Then, too, there are already indications that the CSS overhaul is going to have problems. Keen observers will have noted the following paragraph in its EOI document last week:
“Development of the child support system will require close liaison with SAP to redevelop base modules and avoid bespoke modification to aid efficient development of the new system and ensure upgrade pathways for SAP solutions are not compromised.”
Is DHS really saying that it wants its project partner to work with SAP on re-developing SAP modules to fit its own needs, and then re-integrate those modules into the mainline SAP codebase, so that future upgrades aren’t a problem? Some would call that a rather ‘ambitious’ approach. Convincing a mega-vendor to do anything like this is always going to be a headache.

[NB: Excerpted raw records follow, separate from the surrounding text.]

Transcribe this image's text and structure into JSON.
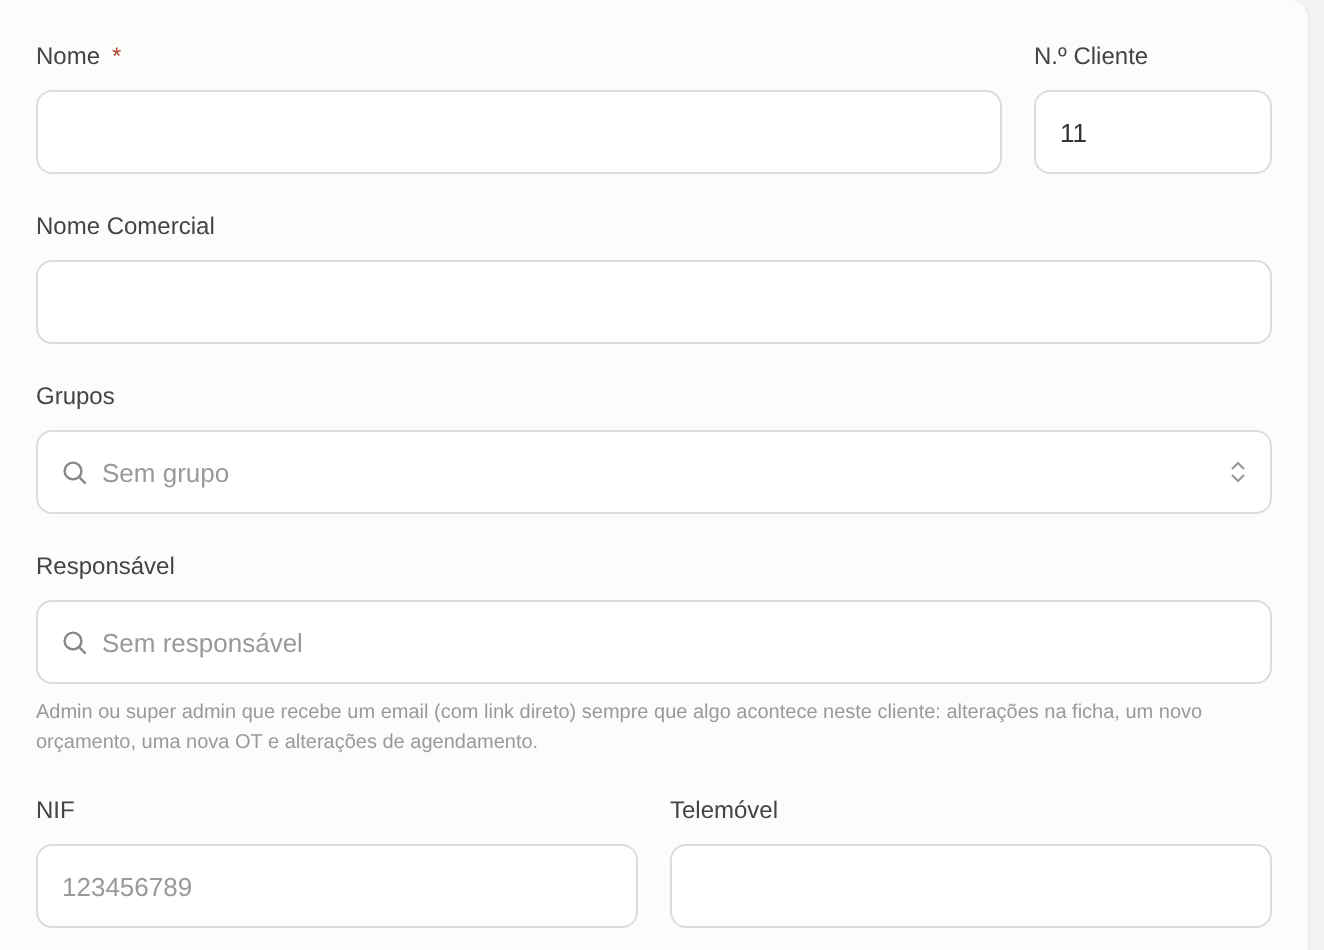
{
  "name": {
    "label": "Nome",
    "required_mark": "*"
  },
  "client_number": {
    "label": "N.º Cliente",
    "value": "11"
  },
  "trade_name": {
    "label": "Nome Comercial"
  },
  "groups": {
    "label": "Grupos",
    "placeholder": "Sem grupo"
  },
  "manager": {
    "label": "Responsável",
    "placeholder": "Sem responsável",
    "help": "Admin ou super admin que recebe um email (com link direto) sempre que algo acontece neste cliente: alterações na ficha, um novo orçamento, uma nova OT e alterações de agendamento."
  },
  "nif": {
    "label": "NIF",
    "placeholder": "123456789"
  },
  "mobile": {
    "label": "Telemóvel"
  }
}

And especially for a project as small (on global terms, $100 million is nothing) as the CSS overhaul.
It could also be the case that the CSS overhaul is being used as a bit of a test case for DHS’s development capabilities. When McLucas announced its funding in May, the Minister also noted that a review would also simultaneously be undertaken “to consider the future of Centrelink’s main IT system”, its Income Security Integrated System.
“The Centrelink IT system supports assessments and delivery of income support and family payments to over seven million people, with over half a billion dollars deposited into the bank accounts of Australians every working day,” McLucas said at the time. “IT requirements are extensive and the review will examine options to ensure we can continue to support and deliver future Government programs, efficiently and effectively.”

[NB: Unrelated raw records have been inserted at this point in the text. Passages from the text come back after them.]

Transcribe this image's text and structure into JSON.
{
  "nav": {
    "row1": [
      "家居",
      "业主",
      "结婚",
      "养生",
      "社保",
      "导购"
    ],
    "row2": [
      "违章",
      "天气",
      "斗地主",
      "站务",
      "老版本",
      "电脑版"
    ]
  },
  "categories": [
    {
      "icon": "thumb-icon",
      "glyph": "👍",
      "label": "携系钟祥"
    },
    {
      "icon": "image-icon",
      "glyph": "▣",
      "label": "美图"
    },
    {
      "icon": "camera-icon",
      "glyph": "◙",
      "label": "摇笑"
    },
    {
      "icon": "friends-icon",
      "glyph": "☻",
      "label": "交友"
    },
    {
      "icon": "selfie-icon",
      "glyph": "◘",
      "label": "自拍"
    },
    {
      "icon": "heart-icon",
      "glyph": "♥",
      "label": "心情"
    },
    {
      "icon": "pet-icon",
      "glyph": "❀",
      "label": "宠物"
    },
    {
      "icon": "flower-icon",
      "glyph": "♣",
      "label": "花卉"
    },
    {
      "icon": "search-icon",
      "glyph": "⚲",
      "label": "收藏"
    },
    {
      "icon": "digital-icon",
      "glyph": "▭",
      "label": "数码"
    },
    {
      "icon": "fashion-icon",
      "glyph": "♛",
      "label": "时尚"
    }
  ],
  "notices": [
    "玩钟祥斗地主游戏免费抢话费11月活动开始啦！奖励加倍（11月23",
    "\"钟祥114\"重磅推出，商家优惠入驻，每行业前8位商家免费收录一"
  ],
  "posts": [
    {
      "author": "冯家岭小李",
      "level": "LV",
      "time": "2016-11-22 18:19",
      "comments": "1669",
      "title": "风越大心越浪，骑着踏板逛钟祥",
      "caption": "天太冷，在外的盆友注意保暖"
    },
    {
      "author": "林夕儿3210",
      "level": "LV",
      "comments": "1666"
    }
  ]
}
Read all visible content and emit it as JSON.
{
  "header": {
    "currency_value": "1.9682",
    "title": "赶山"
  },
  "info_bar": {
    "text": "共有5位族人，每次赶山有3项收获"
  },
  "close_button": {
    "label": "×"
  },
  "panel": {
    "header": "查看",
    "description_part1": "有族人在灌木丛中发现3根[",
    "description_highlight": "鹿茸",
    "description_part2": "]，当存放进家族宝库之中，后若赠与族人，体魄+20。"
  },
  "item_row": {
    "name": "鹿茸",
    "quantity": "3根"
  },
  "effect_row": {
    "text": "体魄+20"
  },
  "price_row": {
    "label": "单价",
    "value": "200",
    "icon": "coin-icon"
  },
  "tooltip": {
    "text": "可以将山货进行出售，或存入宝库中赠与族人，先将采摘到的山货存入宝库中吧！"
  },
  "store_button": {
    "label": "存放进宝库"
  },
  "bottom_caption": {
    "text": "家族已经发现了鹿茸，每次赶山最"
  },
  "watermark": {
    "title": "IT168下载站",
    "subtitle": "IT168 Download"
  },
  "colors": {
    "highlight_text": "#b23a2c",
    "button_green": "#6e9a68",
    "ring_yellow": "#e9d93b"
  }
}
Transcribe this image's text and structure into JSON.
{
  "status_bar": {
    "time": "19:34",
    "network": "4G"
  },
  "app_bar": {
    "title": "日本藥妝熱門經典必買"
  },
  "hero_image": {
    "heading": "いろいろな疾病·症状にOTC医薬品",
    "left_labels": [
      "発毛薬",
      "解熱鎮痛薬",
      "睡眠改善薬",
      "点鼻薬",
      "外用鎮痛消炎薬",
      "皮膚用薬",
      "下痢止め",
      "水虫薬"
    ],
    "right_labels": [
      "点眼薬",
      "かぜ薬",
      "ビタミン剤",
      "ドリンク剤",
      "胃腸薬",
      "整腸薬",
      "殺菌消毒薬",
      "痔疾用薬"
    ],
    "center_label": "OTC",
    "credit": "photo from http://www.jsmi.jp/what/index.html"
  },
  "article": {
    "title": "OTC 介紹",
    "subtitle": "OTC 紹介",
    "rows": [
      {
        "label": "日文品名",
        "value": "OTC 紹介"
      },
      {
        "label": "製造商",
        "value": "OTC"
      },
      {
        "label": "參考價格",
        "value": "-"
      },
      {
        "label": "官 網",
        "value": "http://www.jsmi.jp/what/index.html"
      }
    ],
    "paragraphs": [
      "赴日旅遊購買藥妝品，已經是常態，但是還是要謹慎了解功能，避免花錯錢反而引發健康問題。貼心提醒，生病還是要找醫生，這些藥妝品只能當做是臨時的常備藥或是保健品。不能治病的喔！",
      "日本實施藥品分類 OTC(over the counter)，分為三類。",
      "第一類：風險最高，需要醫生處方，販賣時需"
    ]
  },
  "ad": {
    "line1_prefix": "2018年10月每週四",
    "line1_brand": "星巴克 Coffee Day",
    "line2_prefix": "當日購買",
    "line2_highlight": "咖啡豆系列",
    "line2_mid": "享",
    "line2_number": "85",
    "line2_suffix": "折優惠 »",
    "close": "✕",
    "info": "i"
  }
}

“Australians place enormous trust in our systems to ensure they can access the services they need, when they need them. These IT investments will deliver the capabilities needed to improve access and provide a simple, streamlined experience for people dealing with multiple department services.”
It’s not hard to guess that if the CSS overhaul goes well, then Centrelink’s much, much larger core IT infrastructure will be the next cab off the rank in terms of a massive upgrade. This would make sense. You don’t want to undertake these kinds of projects simultaneously; and the CSS upgrade is probably more urgent, given that Centrelink’s core IT infrastructure has been well-maintained over the years. The IT department at Centrelink, led for a long time by legendary public sector CIO John Wadeson, has a strong reputation as one of the best in the Federal Government, and words is also that Wadeson’s successor Gary Sterrenberg has kept things very much on track.

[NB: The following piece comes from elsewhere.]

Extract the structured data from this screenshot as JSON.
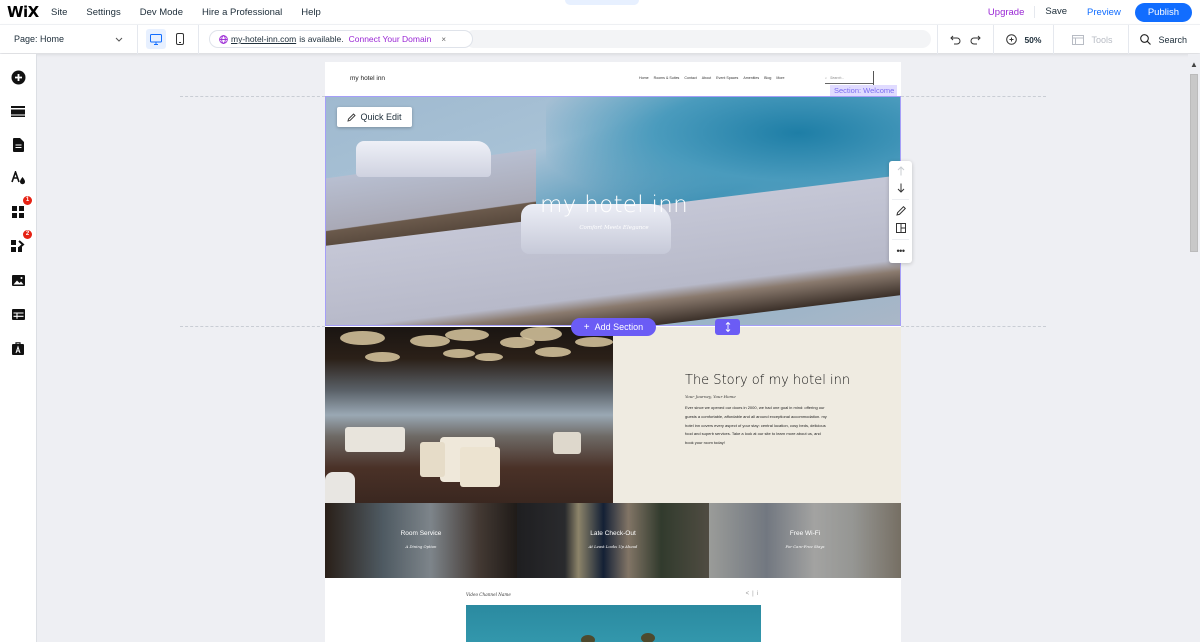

However, it’s also true that Centrelink’s IT department, which has formed the heart of the newly integrated IT department at the Department of Human Services, hasn’t faced a massive IT re-development project such as Systems for People or the Change Program for some time. It looks as if the CSS overhaul will be used as a step project to gain experience, with a much, much larger IT overhaul down the track. In this sense, the performance of DHS in conducting the CSS upgrade will be closely watched indeed, both internally and externally.
It’s been a while since Federal Government watchers had a major enterprise IT re-development project to keep tabs on. Let’s hope the Department of Human Services keeps its ‘Cuba’ overhaul on track. Because there is no doubt that if it doesn’t, the office of the Auditor-General will not be lagging very far behind.